That the power of the ruling classes meets its ultimate end in death is shown in Handel’s oratorio Theodora, that librettist Thomas Morell based on The Martyrdom of Theodora and Didymus by Robert Boyle and Corneille’s Théodore vierge et martyre. Theodora and her friend Didymus refuse to abjure their faith and remain strong despite considerable repression and must die as martyrs. George Frideric Handel wrote the oratorio in 1749 and juxtaposes the two worlds of heathen Roman society and the first Christen communities in this introspective work.
In Antioch in around 305 A.D., the Roman governor Valens commands sacrifices to the god Jupiter. The Christian Theodora, who has renounced all worldly concerns, cannot obey this order and is forced into prostitution in the brothel. The officer Didymus, who is in love with Theodora, converts to Christianity and helps her to escape. But Valens shows no pity to the pair and condemns them to death in accordance with Roman law. Handel himself thought a great deal of the oratorio.
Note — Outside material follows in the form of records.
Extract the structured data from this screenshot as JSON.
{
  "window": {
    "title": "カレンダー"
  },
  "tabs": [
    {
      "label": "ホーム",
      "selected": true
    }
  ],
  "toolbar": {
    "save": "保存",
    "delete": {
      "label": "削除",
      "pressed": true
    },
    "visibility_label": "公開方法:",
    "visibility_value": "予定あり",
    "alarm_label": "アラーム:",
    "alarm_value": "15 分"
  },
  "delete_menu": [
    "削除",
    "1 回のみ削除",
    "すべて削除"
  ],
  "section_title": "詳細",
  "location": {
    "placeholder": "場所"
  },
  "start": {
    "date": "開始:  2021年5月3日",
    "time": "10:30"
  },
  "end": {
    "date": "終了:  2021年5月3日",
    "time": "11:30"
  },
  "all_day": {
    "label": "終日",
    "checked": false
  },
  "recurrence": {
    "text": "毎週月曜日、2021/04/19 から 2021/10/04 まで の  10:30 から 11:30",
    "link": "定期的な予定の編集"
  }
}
It was premiered on 16 May 1750 at the Theatre Royal in Covent Garden, but only two further performances followed. The number of Londoners who wanted to hear it was extremely disappointing. “The Jews will not come to it because it is a Christian story; and the ladies will not come because it is a virtuous one,” Handel reportedly said to the librettist Morell in explanation of the failure.